In September ( I know it was a long time ago.) My rabbit, Foo Foo, got sick (she is better now (;) It was pretty bad, and it was the first time that she was really sick. Covid was still affecting a lot of people, and a lot of the vets that we called were not accepting new patients. She would not eat or drink, so we got a syringe to give her water (I’ll talk more about that in the post). Then finally, we found a place that could take her, and of course, when we got to the vet, she was acting fine.
Anyways, I am going to share some illnesses that rabbits can get and how you can help them if they are sick.
- GI (gut) Stasis. GI stasis is what we think my rabbit had. I was looking up her symptoms, and this is what seemed like she had. The first symptom was: she was not eating as much or drinking, she was laying in her litter box not moving very often (only to get a drink), her stomach was supper hard, (usually, she has a soft stomach) she was not pooping, and her stomach was making weird noises. SO pretty much her digestive system wasn’t working right, or you could say she was bloating. I tried to gently massage her stomach to get the gas out, but I could not tell a difference.
- Ear Infections. If your rabbit ear looks like it has a whole bunch of ear wax built up, then your rabbit could have an ear infection or ear mites. Some symptoms of an ear infection are: loss of appetite, their behavior is different, scratching their head, and cold symptoms.
- Head Tilt. Head tilt is just what it sounds like your rabbit’s head is tilted to the side, and if you don’t take them to the vet early, then it could be like that forever. The head tilt could be caused by an infection, head trauma (like getting hit on the head), parasites, and more.
What to do if Your Rabbit Starts Showing Signs of Illness
The best thing you could do is make an appointment with the vet. It’s best to take them to a vet rather then treating the rabbit yourself. Now I understand that vet appointments (especially for rabbits) can be very expensive. I would advise you to save about 100 dollars for your rabbit just in case they were to get sick. It does not cost 100 dollars for an appointment, but it does cost around 40 to 60 dollars. Then the vet may have to take x-rays or give you medicine, which could cost a lot of money. Trust me, saving your money, you will not regret doing that, even if it’s 20 or 50 dollars.

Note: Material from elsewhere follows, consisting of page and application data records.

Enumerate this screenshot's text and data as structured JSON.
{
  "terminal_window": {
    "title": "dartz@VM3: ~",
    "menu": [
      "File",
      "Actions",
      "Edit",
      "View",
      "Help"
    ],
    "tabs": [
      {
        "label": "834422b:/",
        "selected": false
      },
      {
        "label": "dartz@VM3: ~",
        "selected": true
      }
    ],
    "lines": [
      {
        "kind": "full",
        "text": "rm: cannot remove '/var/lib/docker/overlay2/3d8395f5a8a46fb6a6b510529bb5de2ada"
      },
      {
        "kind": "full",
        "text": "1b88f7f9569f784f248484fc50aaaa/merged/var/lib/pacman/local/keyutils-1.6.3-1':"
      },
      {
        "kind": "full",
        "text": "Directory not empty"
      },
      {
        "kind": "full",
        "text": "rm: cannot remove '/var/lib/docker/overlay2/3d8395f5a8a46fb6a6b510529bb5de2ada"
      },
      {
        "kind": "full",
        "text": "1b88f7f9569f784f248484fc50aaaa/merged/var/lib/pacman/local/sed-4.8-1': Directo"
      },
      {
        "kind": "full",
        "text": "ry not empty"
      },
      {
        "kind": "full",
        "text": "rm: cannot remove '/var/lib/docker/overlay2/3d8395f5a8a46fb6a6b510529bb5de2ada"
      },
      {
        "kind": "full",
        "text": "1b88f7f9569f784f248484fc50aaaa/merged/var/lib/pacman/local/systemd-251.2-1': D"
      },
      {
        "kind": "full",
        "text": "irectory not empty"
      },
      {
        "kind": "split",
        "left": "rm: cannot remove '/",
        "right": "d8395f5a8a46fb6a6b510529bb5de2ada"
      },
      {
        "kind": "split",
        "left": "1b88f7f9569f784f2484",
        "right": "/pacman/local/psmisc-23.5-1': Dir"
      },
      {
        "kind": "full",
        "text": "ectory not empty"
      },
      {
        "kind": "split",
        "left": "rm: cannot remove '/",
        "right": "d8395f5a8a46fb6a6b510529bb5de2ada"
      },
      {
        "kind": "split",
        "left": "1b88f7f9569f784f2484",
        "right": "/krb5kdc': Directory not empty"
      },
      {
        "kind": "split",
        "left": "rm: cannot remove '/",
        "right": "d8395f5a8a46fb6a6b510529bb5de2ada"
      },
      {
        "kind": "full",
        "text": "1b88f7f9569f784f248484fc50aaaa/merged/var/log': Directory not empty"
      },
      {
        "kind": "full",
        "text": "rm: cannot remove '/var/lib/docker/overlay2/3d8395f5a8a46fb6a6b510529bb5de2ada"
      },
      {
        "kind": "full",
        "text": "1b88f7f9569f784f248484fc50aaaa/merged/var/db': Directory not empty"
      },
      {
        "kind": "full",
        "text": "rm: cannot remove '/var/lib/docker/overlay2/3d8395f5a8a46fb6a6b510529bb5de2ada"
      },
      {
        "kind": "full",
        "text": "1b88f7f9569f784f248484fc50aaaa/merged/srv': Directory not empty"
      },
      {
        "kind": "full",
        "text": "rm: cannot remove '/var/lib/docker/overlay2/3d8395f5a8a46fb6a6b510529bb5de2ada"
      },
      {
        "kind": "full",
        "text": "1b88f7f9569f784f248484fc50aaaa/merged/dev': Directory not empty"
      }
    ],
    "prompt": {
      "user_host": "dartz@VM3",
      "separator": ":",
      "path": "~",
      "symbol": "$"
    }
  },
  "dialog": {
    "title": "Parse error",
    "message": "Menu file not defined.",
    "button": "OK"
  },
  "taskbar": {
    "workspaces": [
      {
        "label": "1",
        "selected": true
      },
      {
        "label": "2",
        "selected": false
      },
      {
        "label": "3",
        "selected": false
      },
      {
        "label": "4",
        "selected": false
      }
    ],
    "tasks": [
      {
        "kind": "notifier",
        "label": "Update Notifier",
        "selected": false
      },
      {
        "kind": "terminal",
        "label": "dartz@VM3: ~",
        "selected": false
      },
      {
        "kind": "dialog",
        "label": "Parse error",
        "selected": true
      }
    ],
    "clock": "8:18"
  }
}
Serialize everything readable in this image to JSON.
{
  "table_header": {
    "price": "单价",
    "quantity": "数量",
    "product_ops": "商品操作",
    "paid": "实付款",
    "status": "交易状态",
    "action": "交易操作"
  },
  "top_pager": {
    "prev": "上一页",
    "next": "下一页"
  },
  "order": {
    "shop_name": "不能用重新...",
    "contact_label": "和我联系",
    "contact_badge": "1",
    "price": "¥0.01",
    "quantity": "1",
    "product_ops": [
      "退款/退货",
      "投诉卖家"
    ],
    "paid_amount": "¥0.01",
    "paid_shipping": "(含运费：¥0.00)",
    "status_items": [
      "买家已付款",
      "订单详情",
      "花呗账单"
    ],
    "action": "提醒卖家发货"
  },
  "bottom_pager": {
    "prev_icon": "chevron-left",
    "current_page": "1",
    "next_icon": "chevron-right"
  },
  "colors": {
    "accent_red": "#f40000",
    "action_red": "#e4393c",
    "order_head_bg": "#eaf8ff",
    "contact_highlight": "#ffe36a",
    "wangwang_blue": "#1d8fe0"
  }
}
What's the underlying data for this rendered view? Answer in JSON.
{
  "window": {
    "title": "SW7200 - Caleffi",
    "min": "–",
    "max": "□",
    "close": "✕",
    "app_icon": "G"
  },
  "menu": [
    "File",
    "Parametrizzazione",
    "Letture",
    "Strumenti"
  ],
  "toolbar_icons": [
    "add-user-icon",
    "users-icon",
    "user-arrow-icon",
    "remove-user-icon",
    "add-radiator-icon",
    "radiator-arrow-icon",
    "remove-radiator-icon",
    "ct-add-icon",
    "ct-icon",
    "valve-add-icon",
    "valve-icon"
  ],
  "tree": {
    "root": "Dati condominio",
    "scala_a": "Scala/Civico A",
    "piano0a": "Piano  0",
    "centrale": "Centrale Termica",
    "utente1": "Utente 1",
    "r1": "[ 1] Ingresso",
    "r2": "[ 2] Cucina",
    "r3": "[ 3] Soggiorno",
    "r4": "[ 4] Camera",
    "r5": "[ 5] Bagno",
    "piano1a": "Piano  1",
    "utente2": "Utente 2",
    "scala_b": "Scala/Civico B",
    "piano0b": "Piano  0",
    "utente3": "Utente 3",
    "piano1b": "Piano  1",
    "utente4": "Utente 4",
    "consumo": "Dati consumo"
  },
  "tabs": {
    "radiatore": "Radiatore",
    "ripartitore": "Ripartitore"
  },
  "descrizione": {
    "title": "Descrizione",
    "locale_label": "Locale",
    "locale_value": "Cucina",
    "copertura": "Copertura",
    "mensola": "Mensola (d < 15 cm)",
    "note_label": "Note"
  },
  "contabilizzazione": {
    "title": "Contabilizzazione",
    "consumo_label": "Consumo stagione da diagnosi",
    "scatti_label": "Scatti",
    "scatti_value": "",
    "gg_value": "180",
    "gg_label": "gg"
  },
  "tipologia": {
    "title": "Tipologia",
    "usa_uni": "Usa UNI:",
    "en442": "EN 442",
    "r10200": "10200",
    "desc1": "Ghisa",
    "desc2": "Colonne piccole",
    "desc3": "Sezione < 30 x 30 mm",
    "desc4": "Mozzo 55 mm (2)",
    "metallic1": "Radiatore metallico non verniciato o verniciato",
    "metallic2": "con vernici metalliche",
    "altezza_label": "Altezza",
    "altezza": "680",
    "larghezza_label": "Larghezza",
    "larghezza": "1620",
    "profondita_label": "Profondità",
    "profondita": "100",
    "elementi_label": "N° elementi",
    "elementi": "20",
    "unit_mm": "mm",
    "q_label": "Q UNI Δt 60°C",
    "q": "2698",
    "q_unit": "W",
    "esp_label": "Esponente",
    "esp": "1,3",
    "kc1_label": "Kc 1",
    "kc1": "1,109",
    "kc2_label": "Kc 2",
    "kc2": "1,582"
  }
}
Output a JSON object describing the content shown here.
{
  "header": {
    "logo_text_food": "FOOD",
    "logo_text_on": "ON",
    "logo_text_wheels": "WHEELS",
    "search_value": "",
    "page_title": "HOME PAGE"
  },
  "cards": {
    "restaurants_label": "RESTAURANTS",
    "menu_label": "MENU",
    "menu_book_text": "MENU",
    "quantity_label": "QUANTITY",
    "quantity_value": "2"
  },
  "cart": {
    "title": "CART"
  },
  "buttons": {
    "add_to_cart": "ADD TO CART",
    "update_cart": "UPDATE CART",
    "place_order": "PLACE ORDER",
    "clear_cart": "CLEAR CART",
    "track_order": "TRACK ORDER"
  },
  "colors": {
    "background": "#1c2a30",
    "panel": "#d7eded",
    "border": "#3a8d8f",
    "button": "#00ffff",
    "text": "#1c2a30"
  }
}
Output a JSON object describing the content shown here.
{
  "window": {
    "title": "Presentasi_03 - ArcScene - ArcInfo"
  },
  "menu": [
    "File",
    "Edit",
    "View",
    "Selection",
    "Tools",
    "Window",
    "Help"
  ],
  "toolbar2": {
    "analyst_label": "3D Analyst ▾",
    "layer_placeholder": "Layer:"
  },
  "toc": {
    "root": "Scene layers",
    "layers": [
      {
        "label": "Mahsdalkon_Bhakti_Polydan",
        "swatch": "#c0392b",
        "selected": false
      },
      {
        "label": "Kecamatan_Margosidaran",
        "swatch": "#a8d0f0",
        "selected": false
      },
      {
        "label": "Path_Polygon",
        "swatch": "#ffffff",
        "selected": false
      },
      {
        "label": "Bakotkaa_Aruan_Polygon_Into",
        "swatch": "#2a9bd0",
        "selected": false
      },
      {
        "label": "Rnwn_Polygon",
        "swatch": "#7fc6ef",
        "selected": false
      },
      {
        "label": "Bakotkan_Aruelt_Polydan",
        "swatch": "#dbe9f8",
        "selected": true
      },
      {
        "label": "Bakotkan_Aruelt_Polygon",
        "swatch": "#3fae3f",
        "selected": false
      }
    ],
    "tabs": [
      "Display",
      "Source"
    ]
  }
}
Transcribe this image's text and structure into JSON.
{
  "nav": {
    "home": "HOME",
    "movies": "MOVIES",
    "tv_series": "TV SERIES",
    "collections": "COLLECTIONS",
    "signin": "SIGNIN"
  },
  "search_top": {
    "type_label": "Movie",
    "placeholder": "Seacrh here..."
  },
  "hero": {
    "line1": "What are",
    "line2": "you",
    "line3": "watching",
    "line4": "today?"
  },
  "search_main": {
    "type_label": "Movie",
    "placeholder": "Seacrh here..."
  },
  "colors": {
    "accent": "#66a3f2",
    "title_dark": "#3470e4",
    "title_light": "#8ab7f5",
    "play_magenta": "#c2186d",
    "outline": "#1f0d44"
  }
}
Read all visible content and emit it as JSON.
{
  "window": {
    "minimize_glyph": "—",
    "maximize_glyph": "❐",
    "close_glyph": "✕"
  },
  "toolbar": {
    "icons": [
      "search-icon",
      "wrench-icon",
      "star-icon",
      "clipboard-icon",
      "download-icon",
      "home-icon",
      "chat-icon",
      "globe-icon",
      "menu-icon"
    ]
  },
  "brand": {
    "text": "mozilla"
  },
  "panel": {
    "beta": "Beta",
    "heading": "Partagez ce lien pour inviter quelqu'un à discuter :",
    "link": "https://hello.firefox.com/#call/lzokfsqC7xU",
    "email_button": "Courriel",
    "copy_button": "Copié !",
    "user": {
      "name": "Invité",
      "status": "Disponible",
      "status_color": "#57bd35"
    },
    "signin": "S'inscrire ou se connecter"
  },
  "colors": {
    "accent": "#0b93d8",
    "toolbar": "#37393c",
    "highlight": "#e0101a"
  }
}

If you can not get your rabbit into the vet right away, then the best thing to help is to syringe feed the rabbit. The most common symptom of an illness: is not eating or drinking, and you have to make sure that they are getting the nutrition that they need or they could possibly pass away sooner. Syringe feeding is pretty simple. Just put it near their mouth and push out a little. Do not push out too much, or they could end up choking. There are different foods you can put in the syringe. When I was feeding my rabbit through the syringe, I gave her apple sauce and water at first. Then I took her pellets and mashed them with water, and tried feeding the mushed pellets to her. Mashing up the food and adding water did not work very well. I found out that there is a special food that you can give to your rabbit, and it has all the nutrition it needs by just feeding a little to them. If you do not have a syringe, I would defiantly recommend getting it to have just in case. If you travel with your rabbit, this is a great way to give them water when you are in the car.
Again the best thing to do is get your rabbit into the vet. Your vet will know what is wrong. There is also a lot more information online. I would also recommend watching some YouTube videos as well. They usually have a lot of information.
I hope this post helped if your rabbit is sick. I know what it is like when your pet is sick and its horrible. If you have any more tips please go ahead and comment. I would love to hear what you do when your rabbit is sick.
If you enjoyed reading this post, check out my other rabbit post.